Sucre, which lasts for about a year, aims to prepare those with a high school
diploma for entry into universities and vocational schools. “I decided I could
do this now because the classes are right around the corner from where I
live,” said Naudy García, 51, an auto mechanic. “No other government in the
past has made it possible for us to do such a thing.” Most workers interviewed
said organizing the literacy classes within walking distance of their block has
made all the difference. Some have set their sights high, reflecting increased
self-confidence. “I will finish these courses and I will go on to Mission
Sucre, and I will get into medical school, and become a doctor,” said Elida
Liendo, the former garment worker.  “I
don’t care if I am 40; I don’t care what anybody says.”


who volunteered to teach Mission Robinson classes last year were promised a
stipend of about $80 per month from the get-go. As most did not get paid
regularly, however, thousands dropped out and did not volunteer for the second
phase of the programme that started last fall. The majority, however, more than
70,000, according to government statistics, did continue teaching classes on a
voluntary basis.


government has recently announced it will give a small stipend to the
facilitators of Mission Ribas classes. “I won’t turn it down, but that’s
not the reason I am doing this,” Peña – a volunteer teacher — said.
“It’s an honour for me to help my neighbours improve their skills.”


about 9:00 on weeknights, many of the households in workers districts are empty
or half empty. “There is a joke now that it’s almost impossible to organize
any neighbourhood meetings during the week because of the literacy classes,”
said Ibis Pino, a university student whose mother was attending another Mission
Ribas class that night. “Almost half of the country’s population is studying


4 million people are now involved in the country’s three main literacy
programmes.
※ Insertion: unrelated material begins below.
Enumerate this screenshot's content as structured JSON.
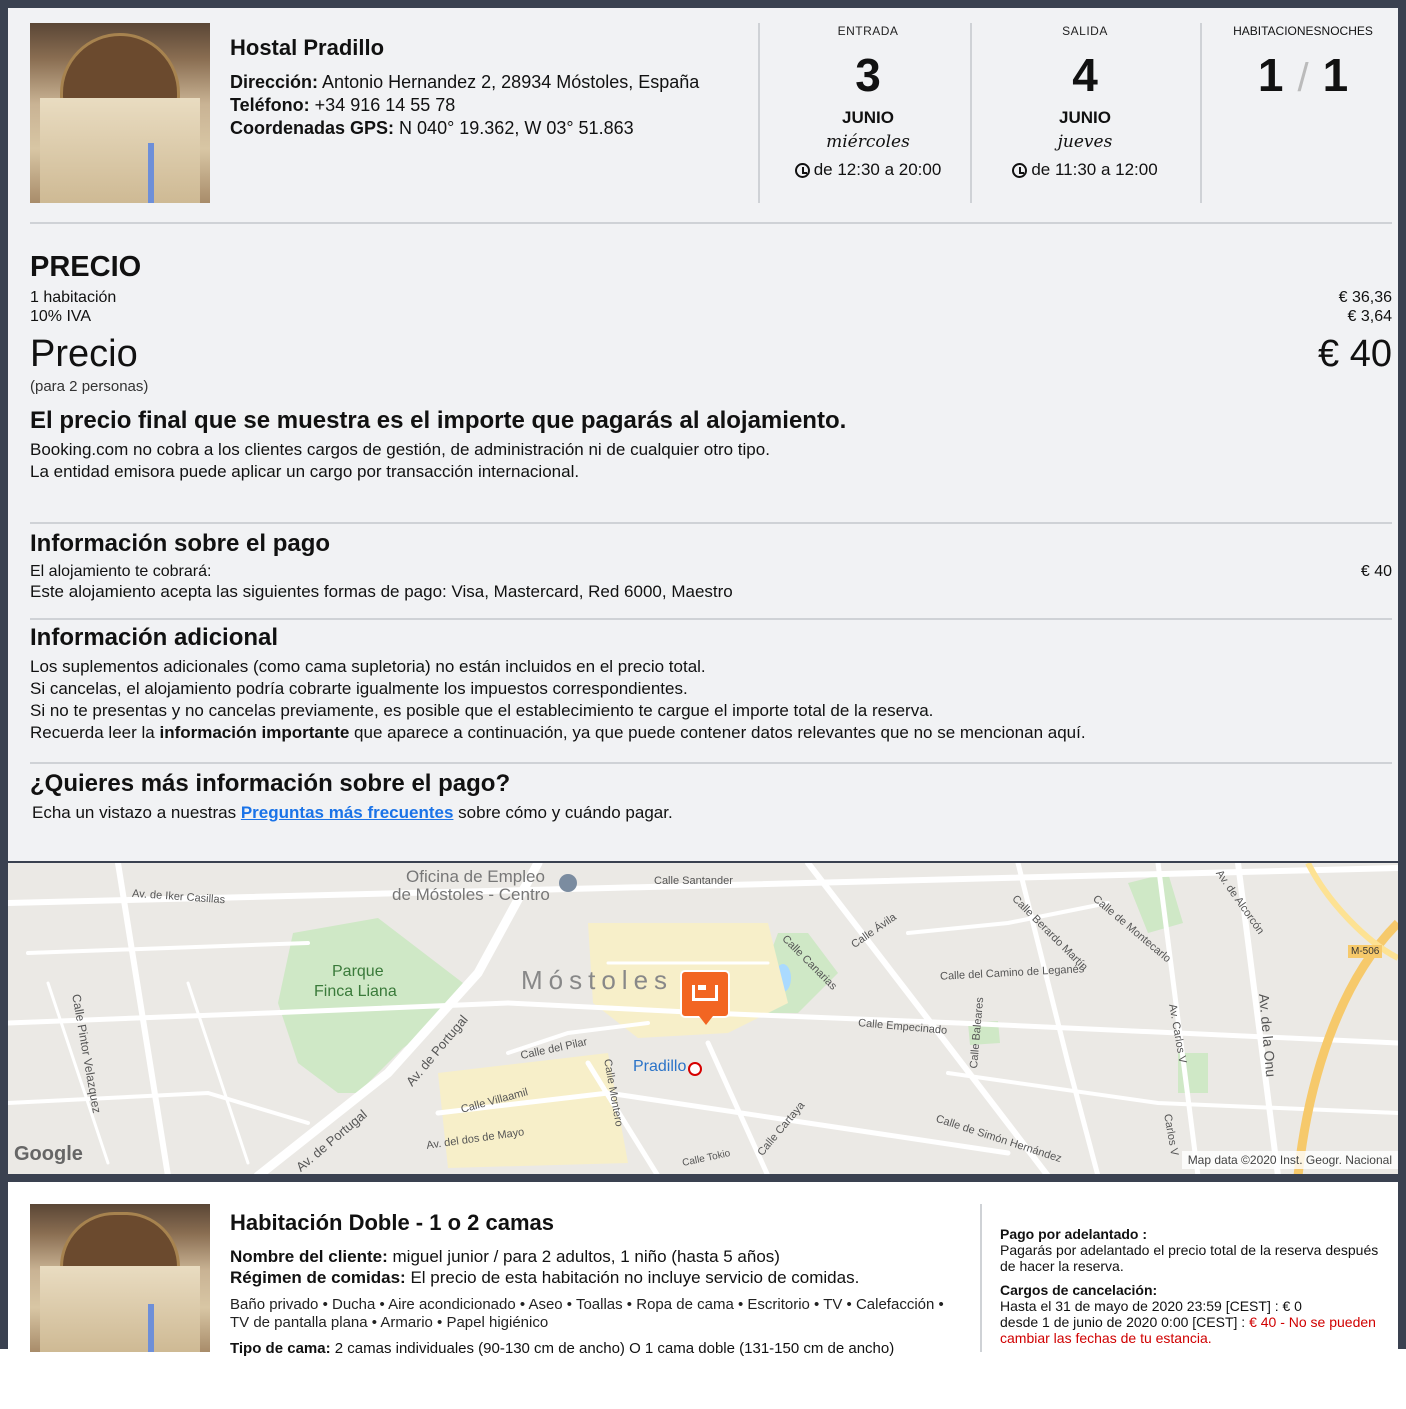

Combined with those attending public and other regular schools, the
number exceeds 10 million, we were told.


literacy classes and the Cuban doctors are not solving the basic economic
problems we face,” said José Landines, a truck driver who lives in the Sierra
Maestra section of the January 23 neighbourhood. “But we are in a better mood
and we have more confidence we can change the situation.”